Content starts

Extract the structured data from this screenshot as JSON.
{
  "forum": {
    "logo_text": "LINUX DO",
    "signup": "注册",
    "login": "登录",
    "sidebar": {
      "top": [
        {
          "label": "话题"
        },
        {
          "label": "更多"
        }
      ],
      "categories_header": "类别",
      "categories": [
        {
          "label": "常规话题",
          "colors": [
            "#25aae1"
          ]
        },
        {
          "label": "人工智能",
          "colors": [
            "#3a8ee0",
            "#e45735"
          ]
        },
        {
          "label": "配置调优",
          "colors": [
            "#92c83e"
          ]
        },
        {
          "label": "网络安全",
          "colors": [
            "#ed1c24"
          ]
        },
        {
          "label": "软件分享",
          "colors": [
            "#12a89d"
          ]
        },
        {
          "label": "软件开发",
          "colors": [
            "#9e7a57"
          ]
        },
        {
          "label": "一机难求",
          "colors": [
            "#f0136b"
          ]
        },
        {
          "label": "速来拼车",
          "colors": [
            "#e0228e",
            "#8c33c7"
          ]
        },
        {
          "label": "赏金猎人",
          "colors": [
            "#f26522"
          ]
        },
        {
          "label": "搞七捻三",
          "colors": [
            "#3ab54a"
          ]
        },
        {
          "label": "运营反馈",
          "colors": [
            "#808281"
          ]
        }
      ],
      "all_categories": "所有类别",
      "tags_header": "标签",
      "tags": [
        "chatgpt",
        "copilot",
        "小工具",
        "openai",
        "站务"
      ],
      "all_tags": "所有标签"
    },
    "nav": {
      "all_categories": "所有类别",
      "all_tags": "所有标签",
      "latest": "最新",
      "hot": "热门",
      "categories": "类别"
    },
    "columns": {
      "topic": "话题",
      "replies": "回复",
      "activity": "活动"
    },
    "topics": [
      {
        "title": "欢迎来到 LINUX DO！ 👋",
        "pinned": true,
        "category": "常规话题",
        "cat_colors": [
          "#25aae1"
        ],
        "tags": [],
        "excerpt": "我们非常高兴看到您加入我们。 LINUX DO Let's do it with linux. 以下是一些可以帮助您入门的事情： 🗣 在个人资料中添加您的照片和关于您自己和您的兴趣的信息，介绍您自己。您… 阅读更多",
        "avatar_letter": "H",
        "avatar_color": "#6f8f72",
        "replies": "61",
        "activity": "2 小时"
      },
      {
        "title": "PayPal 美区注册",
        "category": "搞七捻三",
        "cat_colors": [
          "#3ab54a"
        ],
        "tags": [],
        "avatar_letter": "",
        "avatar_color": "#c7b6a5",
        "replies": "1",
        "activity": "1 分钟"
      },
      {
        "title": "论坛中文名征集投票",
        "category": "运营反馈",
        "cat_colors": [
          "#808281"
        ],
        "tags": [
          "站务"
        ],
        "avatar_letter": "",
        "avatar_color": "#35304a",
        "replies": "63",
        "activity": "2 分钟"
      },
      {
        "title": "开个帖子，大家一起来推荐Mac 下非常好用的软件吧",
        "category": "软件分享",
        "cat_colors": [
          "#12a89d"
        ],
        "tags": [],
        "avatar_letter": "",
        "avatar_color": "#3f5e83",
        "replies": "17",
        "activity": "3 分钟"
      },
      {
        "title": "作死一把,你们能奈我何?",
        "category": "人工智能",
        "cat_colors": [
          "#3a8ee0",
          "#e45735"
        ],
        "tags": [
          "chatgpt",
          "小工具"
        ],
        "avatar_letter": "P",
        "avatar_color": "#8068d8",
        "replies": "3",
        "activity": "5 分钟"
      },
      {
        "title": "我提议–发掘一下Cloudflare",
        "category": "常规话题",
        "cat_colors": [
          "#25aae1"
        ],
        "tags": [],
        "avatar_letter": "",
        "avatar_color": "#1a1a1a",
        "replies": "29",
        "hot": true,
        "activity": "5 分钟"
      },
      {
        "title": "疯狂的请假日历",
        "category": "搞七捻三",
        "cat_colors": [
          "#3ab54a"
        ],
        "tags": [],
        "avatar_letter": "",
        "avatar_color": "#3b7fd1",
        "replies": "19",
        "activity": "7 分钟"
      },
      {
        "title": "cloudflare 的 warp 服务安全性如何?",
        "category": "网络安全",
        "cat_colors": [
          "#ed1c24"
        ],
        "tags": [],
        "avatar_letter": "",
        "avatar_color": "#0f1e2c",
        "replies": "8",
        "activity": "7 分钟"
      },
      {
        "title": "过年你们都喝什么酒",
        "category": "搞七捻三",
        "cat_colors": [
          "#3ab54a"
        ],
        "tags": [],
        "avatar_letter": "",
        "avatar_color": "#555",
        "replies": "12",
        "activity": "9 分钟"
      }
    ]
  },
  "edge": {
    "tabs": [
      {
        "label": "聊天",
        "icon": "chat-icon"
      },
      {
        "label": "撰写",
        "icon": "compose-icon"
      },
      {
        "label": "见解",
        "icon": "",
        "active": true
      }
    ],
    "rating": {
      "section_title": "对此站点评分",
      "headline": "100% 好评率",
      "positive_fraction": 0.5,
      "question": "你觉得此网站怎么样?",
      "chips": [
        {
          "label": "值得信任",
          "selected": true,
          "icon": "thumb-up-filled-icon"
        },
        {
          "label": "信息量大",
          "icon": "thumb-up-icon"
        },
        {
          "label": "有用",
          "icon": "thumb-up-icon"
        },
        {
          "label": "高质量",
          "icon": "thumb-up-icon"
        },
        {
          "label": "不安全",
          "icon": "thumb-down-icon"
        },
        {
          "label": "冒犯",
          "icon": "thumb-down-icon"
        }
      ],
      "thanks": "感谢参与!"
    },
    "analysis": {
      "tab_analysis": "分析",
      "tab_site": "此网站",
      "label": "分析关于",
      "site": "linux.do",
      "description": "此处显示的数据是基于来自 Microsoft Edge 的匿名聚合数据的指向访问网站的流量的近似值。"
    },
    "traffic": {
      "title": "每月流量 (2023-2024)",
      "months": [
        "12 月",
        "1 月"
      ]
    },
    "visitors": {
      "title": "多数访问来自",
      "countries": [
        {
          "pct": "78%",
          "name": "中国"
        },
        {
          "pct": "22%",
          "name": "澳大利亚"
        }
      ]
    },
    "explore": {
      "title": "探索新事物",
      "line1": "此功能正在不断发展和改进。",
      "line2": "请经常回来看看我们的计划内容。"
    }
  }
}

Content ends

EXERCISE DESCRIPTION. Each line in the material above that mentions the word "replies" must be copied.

TASK RESPONSE.
      "replies": "回复",
        "replies": "61",
        "replies": "1",
        "replies": "63",
        "replies": "17",
        "replies": "3",
        "replies": "29",
        "replies": "19",
        "replies": "8",
        "replies": "12",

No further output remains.